During the winter of 1778-1779 General Israel Putnam and about 3,000 troops of the Continental Army encamped in Redding, Connecticut. The harsh winter brought a rash of problems, from illness and low food supplies to the more problematic issues of desertions and theft.
Indeed Tory spies frequently penetrated Putnam’s lines, carrying information to the British. Putnam decided examples needed to be made of the first spy or deserter caught. In February, Edward Jones and John Smith, both born in Britain, became those examples when they were executed on the same day on a site remembered as Gallows Hill.
Today visitors to Putnam’s encampment, the present day Putnam State Park, can take a self-guided tour that explains the placement of soldiers’ huts, storehouses and more. However, for anyone curious to see where the executions took place, one must leave the park. Gallows Hill actually lies about a mile and a half from where the main camp stood, just east of the present day intersection of the aptly names Gallows Hill Road and Whortleberry Road. One has to imagine away the second growth forest that now covers the terrain for at the time of the execution few, if any, trees stood. In 1779 the land, formed a natural amphitheater. This allowed the soldiers from all three camps and the townspeople to watch the proceedings.
Born in Wales, Jones’ loyalty to King George III remained steadfast. He lived in Ridgefield until the British occupied New York. Jones decided to flee to New York and live under British protection. Jones became a butcher and bought meat to British troops billeted in Westchester, NY. According to the courts-martial Jones supplied fresh meat and produce as well as fresh intelligence. Arrested in Ridgefield for spying on Putnam’s camp Jones told his captors he’d simply gotten lost.
Smith, like Jones, hailed from Great Britain. He served with the 1st Connecticut Battalion but was accused of planning to join the British army as a Tory convert. During his court-martial he said he’d do it all over again. Subsequently he was found guilty of deserting and attempting to go to the enemy.
Putnam decided, “to make a double job of it” to impress upon his troops the consequences of desertion. Because it was a public execution the civilian population was expected to watch as well.
After the courts-martial rendered its verdict, Jones and Smith were imprisoned in a saltbox house on Umpawaug Hill in Redding. The house, which once belonged to the Barlow Family, no longer stands. Townspeople jeered the two men. Putnam finally ordered people to stay away from the house after complaints that the taunts prevented the condemned from praying.
Both verdicts were met with protest. Reverend Nathaniel Bartlett, the local chaplain, pushed for a stay of execution. That Smith was just 17-years-old troubled Bartlett, so he asked Putnam to consult with General George Washington before carrying out the execution. Putnam denied his request. Moreover, Bartlett delivered a sermon regarding the prisoners the day of the execution.

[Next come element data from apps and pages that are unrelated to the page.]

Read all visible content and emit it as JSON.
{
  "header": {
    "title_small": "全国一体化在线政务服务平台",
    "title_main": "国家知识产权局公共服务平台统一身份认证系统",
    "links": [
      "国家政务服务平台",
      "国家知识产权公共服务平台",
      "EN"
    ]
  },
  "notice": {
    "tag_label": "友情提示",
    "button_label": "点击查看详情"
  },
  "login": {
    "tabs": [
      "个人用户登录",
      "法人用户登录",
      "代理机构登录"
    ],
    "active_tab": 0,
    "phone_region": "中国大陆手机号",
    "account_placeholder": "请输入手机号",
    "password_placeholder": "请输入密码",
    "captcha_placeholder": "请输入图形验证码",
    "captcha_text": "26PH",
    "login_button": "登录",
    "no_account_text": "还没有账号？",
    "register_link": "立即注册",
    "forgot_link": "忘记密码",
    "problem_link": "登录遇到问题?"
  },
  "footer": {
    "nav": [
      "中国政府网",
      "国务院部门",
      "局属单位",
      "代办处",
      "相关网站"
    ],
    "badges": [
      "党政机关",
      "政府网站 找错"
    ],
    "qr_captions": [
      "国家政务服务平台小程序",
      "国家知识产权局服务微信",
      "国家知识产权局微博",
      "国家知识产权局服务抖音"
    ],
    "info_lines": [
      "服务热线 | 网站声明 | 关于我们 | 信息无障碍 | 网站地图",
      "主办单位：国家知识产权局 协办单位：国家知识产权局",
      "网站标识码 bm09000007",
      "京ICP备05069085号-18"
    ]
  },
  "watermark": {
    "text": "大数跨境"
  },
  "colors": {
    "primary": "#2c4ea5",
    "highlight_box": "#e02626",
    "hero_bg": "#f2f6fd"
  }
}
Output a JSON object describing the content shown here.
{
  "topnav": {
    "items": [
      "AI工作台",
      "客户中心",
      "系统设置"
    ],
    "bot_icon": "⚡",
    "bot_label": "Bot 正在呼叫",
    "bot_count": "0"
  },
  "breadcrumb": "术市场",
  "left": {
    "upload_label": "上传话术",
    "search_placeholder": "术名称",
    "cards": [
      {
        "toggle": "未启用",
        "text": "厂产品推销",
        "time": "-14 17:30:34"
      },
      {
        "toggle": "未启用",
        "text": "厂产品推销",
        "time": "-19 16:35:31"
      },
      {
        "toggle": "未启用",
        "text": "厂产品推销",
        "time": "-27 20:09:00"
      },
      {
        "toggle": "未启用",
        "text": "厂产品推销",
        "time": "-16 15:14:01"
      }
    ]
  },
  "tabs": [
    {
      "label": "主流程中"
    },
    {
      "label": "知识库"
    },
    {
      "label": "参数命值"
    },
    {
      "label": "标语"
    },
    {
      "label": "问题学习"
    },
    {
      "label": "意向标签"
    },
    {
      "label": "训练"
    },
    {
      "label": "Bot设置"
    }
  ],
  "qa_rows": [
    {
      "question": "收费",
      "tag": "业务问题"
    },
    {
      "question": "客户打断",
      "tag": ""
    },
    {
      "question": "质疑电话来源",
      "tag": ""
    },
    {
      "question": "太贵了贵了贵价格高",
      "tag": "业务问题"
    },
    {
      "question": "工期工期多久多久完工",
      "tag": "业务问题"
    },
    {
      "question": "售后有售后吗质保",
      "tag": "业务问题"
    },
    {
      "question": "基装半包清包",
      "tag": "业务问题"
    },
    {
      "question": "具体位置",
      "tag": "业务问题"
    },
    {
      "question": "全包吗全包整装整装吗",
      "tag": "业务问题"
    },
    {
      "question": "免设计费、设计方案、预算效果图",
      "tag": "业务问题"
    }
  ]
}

On 16 February 1779, troops led Jones and Smith to a clearing, which would afterwards bear the name Gallows Hill. The Connecticut troops stood in a line along the natural amphitheater and flanked the fatal spot. The gallows was said to stand 20 feet high. A ladder led to the noose. Jones climbed it and General Putnam ordered the ladder to be turned over. Then it came time for Smith. Troops half dragged him to a spot just about 200 yards from where Jones was hanged. The firing squad unloaded 23 musket balls near point-blank range. His clothing caught fire. His body was placed into a coffin – every soldier had to march by and view remains.
 Martin, Joseph Plumb, Pvt. “Selections from the Diary of Private Joseph Plumb Martin.” See also Martin, Joseph Plumb. “A Narrative of a Revolutionary Soldier: Some Adventures, Dangers, and Sufferings of Joseph Plumb Martin.” Signet Classics: Reprint edition. June 2010.